After the mysterious death of Norman’s teacher Ms. Blair Watson, Norma (Vera Farmiga) and Norman (Freddie Highmore) welcome new friends into their lives. Norma meets Christine, a socialite who takes an immediate liking to her, and Norman forms a bond with Cody, a troubled girl whose rebellious personality is the exact opposite of Norman’s uptight upbringing. While Norma continues to oppose the construction of the bypass by forming an unlikely alliance with Nick Ford, a dangerous man who holds real power in the town, Norma’s estranged brother Caleb makes an appearance that disrupts Norma’s fragile relationship with Dylan (Max Theriot), who is dealing with troubles in his own professional life. Apparently, the drug bosses are becoming frisky and combative with each other following the death of one of their own and its up to Dylan and Sheriff Romero (Nestor Carbonell) to restore some sort of order in White Pine Bay’s drug trade.

I was very impressed with Bates Motel’s pilot season and I am even more astounded by its second season. The show just keeps getting better as more layers to Norman’s mental illness is uncovered. I think aside from the strong performances of the cast, the show was really able to explore the possibilities of Norman’s early life, his dysfunctional family, and his gradual descent into madness and this hooks audiences to the show, present company not exempted. What I liked about the progression of the story is actually the writers’ ability to leave audiences wondering about a question left as a cliffhanger in the final episode of last season — the death of Blair Watson. The question about whether or not Norman was responsible for it was not a main highlight of the storyline but it was always there, skimming the surface and ready to be brought out at any point of the season. The uncertainty of the answer made viewers obsess about it even as the Bates dealt with various issues that pitted them at the center of almost everything essential happening in White Pine Bay, and the manner in which the issue was resolved was absolutely brilliant.

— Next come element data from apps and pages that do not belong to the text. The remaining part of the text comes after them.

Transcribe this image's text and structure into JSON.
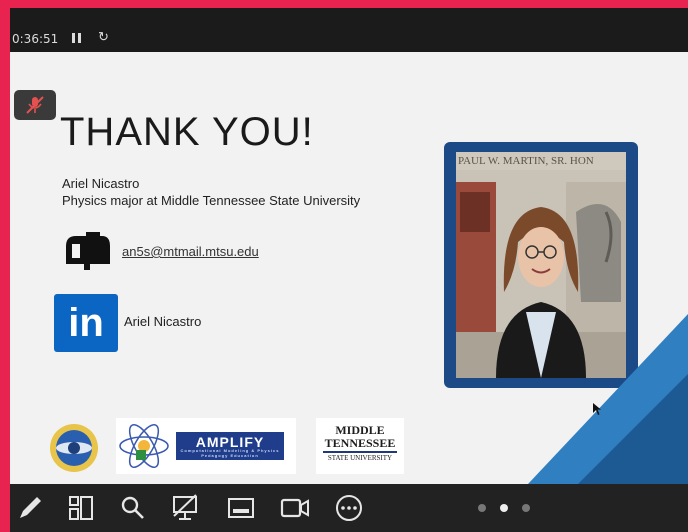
{
  "topbar": {
    "timer": "0:36:51",
    "pause_icon": "pause-icon",
    "refresh_icon": "refresh-icon"
  },
  "slide": {
    "title": "THANK YOU!",
    "name": "Ariel Nicastro",
    "role": "Physics major at Middle Tennessee State University",
    "email": "an5s@mtmail.mtsu.edu",
    "linkedin_logo_text": "in",
    "linkedin_name": "Ariel Nicastro",
    "photo_sign_text": "PAUL W. MARTIN, SR. HON",
    "logos": {
      "amplify_text": "AMPLIFY",
      "amplify_subtitle": "Computational Modeling & Physics Pedagogy Education",
      "mtsu_line1": "MIDDLE",
      "mtsu_line2": "TENNESSEE",
      "mtsu_line3": "STATE UNIVERSITY"
    }
  },
  "toolbar": {
    "icons": [
      "pen-icon",
      "layout-icon",
      "search-icon",
      "screen-share-icon",
      "subtitles-icon",
      "camera-icon",
      "more-icon"
    ],
    "page_dots": 3,
    "active_dot": 2
  },
  "colors": {
    "accent_border": "#e8234f",
    "photo_frame": "#1c4a86",
    "linkedin": "#0a66c2",
    "wedge": "#2f7fc1"
  }
}
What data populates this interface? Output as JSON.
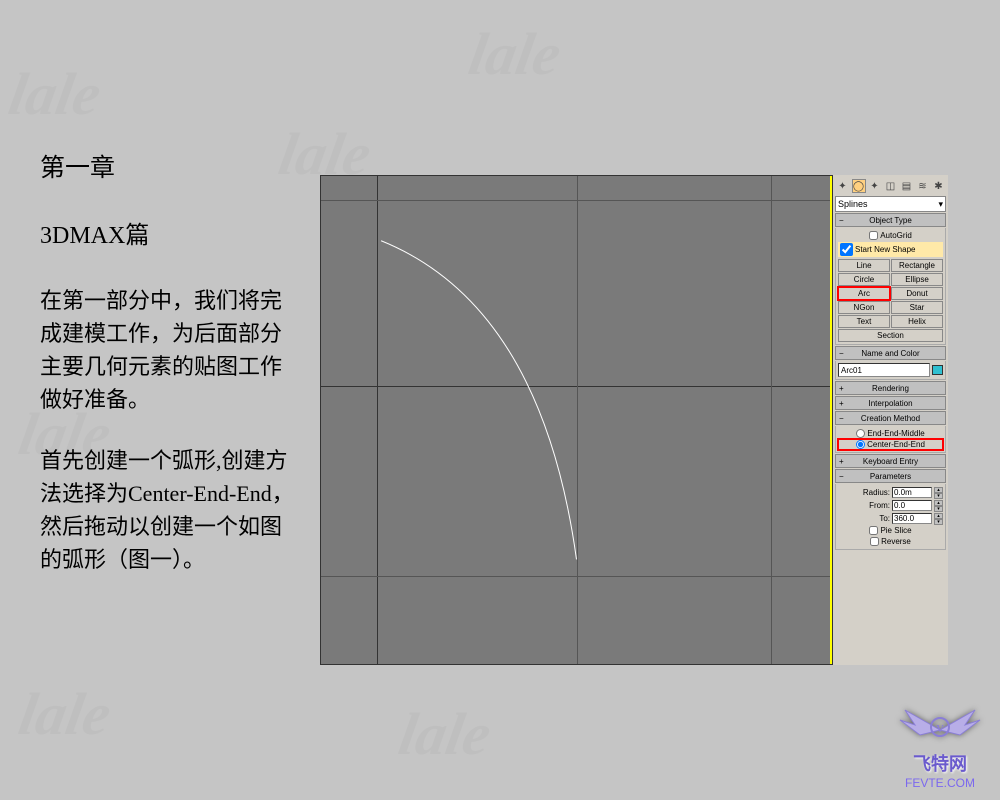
{
  "text": {
    "chapter": "第一章",
    "section": "3DMAX篇",
    "para1": "在第一部分中，我们将完成建模工作，为后面部分主要几何元素的贴图工作做好准备。",
    "para2": "首先创建一个弧形,创建方法选择为Center-End-End，然后拖动以创建一个如图的弧形（图一）。"
  },
  "panel": {
    "dropdown": "Splines",
    "rollouts": {
      "objectType": "Object Type",
      "nameColor": "Name and Color",
      "rendering": "Rendering",
      "interpolation": "Interpolation",
      "creationMethod": "Creation Method",
      "keyboardEntry": "Keyboard Entry",
      "parameters": "Parameters"
    },
    "autogrid": "AutoGrid",
    "startNewShape": "Start New Shape",
    "shapes": {
      "line": "Line",
      "rectangle": "Rectangle",
      "circle": "Circle",
      "ellipse": "Ellipse",
      "arc": "Arc",
      "donut": "Donut",
      "ngon": "NGon",
      "star": "Star",
      "text": "Text",
      "helix": "Helix",
      "section": "Section"
    },
    "objectName": "Arc01",
    "creation": {
      "endEndMiddle": "End-End-Middle",
      "centerEndEnd": "Center-End-End"
    },
    "params": {
      "radiusLabel": "Radius:",
      "radiusValue": "0.0m",
      "fromLabel": "From:",
      "fromValue": "0.0",
      "toLabel": "To:",
      "toValue": "360.0",
      "pieSlice": "Pie Slice",
      "reverse": "Reverse"
    }
  },
  "logo": {
    "name": "飞特网",
    "url": "FEVTE.COM"
  },
  "watermark": "lale"
}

The shifting dynamics in Norman’s family was also part of the show’s major draws. Whereas before, it was only him and his mother, Dylan — towards the end of the last season was already becoming the balancing factor in the dynamic, which was only torn down and rebuilt throughout this season. Dylan had a bigger role in Season 2 because much of the storyline revolved around him and his issues. The way he begrudgingly protected his family despite feeling like an outsider for the most part, was really sweet. Its a weird description for such a dark show but there were just moments where viewers would just want to give the characters a big hug. Sure, Emma was sometimes annoying in wanting to stick her nose in everything but she genuinely cared for the Bates so its not hard to forgive her. And I kinda liked her letting her hair down with Gunner, who was such a cutie. I’m a bit sorry that his character just disappeared.

I also loved the underlying sexual tension between Sheriff Romero and Norma Bates. These two were adorable in their encounters and I would very much like to see them get together in future seasons. It just worries me though when the characters I like get close to the Bates because a lot of them die. Seriously. But aside from the chemistry, these two actors were outstanding — Vera as the mother who would stop at nothing to protect her son and Carbonell as the lawmaker who is trying his best to bring justice to the crimes in his town.

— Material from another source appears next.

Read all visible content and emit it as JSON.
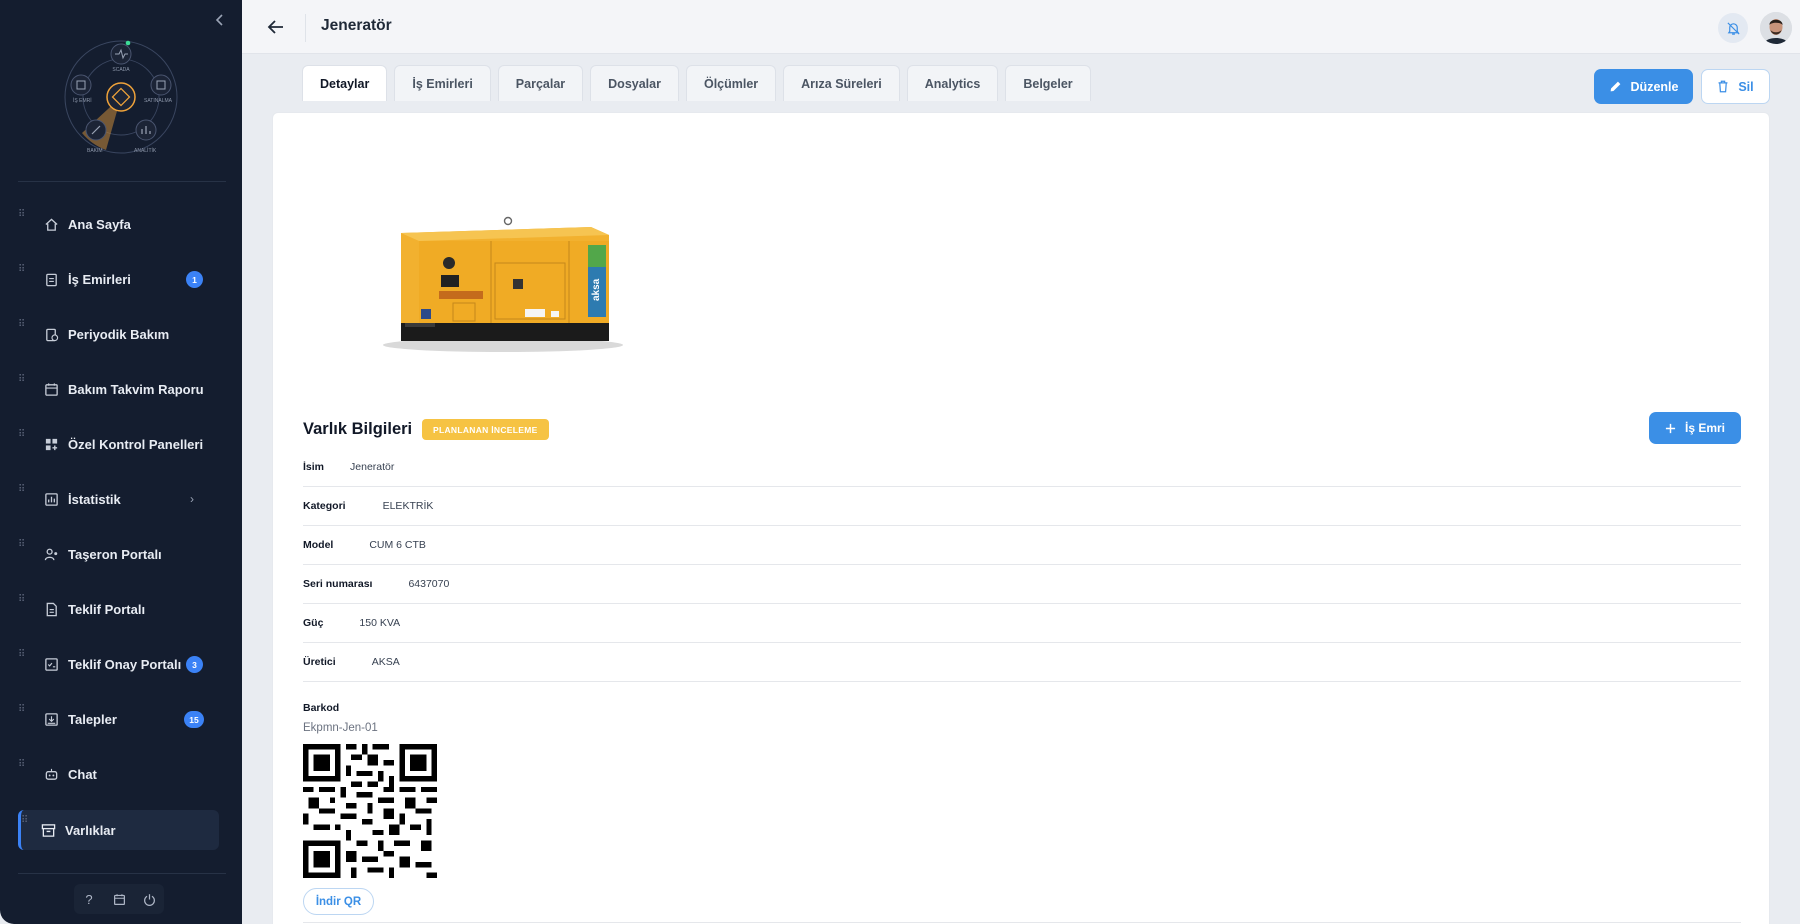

All in all, Season 2 was much stronger because of the brewing distrust between mother and son as Norman learns about what he is and what he is capable of when he has his blackouts. As the series moves forward, it was cool to see Norman foreshadowing the Norman Bates of the 1960 Psycho, in which the series was inspired. The taxidermy in the living room, channeling his mother, and having monologues and the rage — all of it was excellently depicted by Freddie Highmore and while before he had an air of innocence about him because of his youth, there is no doubt that he is not normal, not by any stretch of the imagination everytime he flies off the handle. Its interesting to see how this show goes. There is just so much potential.